| AIM OF THE EXERCISE |
Given the records below, pull every line with the word "channel" into the answer.

[INFORMATION PROVIDED Boundary: Start]

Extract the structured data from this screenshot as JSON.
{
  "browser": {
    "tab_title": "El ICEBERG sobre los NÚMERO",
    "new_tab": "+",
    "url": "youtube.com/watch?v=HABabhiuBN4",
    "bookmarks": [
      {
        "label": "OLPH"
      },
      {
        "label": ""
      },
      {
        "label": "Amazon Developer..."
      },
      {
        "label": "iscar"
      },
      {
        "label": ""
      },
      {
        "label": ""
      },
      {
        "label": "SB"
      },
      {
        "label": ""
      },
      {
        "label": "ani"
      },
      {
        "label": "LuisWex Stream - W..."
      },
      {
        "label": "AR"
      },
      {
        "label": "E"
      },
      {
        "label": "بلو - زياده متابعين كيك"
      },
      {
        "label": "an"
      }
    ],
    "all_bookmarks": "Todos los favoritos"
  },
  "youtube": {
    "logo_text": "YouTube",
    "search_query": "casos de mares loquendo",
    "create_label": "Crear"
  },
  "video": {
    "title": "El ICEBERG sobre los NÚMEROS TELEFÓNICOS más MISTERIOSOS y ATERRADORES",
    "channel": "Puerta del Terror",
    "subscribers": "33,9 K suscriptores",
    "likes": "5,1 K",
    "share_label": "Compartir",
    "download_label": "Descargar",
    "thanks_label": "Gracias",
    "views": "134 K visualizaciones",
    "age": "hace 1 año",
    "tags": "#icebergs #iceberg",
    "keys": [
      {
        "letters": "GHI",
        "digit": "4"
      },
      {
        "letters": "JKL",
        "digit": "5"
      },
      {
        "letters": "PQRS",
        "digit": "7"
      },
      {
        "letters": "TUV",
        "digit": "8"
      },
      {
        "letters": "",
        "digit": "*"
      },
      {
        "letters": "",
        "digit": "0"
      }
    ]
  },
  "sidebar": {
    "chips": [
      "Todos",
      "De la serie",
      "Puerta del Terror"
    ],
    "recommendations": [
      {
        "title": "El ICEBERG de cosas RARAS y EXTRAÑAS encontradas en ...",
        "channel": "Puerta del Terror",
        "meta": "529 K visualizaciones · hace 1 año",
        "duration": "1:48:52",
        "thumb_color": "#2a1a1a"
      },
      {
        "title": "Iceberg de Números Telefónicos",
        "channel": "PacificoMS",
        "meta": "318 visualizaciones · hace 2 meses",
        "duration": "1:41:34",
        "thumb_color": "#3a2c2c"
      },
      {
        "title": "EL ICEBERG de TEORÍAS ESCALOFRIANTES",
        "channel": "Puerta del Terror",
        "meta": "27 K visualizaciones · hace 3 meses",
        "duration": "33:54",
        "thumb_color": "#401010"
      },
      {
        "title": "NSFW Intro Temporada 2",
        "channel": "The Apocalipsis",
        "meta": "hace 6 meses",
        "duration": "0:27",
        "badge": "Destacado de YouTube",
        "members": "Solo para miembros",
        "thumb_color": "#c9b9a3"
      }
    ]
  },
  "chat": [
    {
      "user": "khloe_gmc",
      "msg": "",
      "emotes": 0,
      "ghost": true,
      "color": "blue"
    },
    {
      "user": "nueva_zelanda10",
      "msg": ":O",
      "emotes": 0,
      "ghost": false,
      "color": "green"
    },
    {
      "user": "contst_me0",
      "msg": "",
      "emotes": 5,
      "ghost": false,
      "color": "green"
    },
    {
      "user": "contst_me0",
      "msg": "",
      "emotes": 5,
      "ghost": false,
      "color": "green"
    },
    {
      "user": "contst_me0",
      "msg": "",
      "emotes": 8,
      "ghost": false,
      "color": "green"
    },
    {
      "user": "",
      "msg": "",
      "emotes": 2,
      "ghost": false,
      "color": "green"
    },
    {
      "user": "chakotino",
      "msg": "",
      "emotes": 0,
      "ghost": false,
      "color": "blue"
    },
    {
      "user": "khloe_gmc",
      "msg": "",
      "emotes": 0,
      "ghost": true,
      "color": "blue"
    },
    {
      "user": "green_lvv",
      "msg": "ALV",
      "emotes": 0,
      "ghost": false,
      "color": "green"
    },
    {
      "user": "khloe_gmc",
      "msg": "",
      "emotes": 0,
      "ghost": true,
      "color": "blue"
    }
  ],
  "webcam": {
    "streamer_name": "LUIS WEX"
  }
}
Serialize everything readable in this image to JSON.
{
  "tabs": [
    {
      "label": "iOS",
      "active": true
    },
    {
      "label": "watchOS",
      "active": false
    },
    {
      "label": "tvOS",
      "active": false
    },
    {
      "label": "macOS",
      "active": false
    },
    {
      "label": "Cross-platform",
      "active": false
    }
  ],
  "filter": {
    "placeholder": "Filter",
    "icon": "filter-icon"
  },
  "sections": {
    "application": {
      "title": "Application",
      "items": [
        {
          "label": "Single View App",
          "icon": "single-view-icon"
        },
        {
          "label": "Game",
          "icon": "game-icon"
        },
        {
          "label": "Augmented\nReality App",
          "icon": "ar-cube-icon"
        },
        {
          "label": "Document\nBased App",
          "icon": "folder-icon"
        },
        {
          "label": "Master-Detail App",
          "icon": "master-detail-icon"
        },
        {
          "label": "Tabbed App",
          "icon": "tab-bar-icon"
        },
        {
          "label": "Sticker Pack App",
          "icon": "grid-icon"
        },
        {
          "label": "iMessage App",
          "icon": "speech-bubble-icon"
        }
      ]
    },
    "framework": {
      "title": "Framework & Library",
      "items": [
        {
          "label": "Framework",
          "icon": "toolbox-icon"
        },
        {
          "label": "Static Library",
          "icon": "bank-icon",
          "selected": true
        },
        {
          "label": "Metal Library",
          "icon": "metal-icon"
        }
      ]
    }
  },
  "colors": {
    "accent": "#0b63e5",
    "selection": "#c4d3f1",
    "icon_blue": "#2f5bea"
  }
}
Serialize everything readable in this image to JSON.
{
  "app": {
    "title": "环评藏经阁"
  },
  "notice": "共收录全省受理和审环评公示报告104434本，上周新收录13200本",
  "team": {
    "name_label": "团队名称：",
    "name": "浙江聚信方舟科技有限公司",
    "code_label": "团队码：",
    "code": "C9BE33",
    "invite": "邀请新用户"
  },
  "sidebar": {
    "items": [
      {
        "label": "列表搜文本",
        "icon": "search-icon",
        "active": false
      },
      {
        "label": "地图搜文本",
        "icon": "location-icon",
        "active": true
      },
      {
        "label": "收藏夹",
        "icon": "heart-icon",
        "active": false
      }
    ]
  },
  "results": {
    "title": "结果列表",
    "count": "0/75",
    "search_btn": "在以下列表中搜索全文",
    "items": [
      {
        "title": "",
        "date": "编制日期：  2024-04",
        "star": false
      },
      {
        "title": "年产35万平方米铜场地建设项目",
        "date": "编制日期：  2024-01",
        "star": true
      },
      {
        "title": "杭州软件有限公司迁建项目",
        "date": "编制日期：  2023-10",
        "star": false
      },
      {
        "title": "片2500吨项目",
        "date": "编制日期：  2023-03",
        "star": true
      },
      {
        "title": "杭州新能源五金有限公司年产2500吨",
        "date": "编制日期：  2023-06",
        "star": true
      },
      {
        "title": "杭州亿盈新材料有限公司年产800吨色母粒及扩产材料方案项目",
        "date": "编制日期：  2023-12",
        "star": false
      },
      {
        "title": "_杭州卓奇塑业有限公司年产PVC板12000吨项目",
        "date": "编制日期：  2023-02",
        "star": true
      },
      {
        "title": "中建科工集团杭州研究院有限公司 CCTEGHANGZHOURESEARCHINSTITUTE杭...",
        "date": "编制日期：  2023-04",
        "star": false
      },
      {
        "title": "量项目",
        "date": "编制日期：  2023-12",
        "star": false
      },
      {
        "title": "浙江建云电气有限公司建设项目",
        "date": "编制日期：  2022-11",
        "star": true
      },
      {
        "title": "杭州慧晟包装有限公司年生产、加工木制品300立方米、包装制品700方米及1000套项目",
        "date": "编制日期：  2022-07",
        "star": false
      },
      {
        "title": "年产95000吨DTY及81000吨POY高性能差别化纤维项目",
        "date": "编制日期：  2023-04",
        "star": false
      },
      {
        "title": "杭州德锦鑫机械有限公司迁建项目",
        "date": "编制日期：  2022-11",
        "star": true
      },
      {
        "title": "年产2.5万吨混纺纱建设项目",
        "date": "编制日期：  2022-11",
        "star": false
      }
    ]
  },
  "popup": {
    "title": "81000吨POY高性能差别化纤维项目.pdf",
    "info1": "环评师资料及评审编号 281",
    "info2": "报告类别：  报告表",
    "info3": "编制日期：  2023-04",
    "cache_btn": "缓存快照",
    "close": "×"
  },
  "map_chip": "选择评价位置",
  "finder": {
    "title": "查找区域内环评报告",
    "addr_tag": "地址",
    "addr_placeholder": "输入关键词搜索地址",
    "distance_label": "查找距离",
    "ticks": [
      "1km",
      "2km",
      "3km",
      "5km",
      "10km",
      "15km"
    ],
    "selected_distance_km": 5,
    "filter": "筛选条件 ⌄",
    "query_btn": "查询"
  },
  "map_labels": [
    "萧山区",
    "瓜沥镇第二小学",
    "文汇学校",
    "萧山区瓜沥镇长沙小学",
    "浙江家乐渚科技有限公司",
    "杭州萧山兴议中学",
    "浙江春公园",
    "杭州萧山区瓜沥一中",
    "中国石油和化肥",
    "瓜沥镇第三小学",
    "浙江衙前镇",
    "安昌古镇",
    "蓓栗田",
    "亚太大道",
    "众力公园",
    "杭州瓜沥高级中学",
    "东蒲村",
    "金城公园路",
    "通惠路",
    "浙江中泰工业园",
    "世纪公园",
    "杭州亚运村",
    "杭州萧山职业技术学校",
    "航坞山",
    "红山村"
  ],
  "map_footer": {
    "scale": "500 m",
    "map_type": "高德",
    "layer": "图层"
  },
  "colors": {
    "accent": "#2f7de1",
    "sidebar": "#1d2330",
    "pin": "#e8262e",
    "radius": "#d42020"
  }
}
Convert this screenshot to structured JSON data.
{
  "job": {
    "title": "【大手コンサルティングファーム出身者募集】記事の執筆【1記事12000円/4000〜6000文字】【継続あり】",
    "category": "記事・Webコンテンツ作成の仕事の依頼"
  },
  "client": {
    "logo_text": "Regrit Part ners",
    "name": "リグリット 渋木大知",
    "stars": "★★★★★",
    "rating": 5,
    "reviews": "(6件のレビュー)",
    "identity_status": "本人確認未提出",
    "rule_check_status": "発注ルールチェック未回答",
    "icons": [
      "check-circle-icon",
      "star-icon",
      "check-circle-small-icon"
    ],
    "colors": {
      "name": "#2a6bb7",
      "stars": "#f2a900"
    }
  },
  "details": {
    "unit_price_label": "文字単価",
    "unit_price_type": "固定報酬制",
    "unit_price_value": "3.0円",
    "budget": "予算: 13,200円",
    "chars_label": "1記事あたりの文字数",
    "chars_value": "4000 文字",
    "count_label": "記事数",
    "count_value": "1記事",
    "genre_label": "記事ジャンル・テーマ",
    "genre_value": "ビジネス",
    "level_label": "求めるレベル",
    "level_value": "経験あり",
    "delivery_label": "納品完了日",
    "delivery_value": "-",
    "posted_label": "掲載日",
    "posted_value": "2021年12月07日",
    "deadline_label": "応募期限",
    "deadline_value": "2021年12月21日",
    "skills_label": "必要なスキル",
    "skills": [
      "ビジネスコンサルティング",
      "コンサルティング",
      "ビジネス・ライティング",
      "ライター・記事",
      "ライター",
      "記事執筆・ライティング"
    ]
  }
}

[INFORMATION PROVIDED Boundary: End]

| SOLUTION TO THIS PROBLEM |
    "channel": "Puerta del Terror",
        "channel": "Puerta del Terror",
        "channel": "PacificoMS",
        "channel": "Puerta del Terror",
        "channel": "The Apocalipsis",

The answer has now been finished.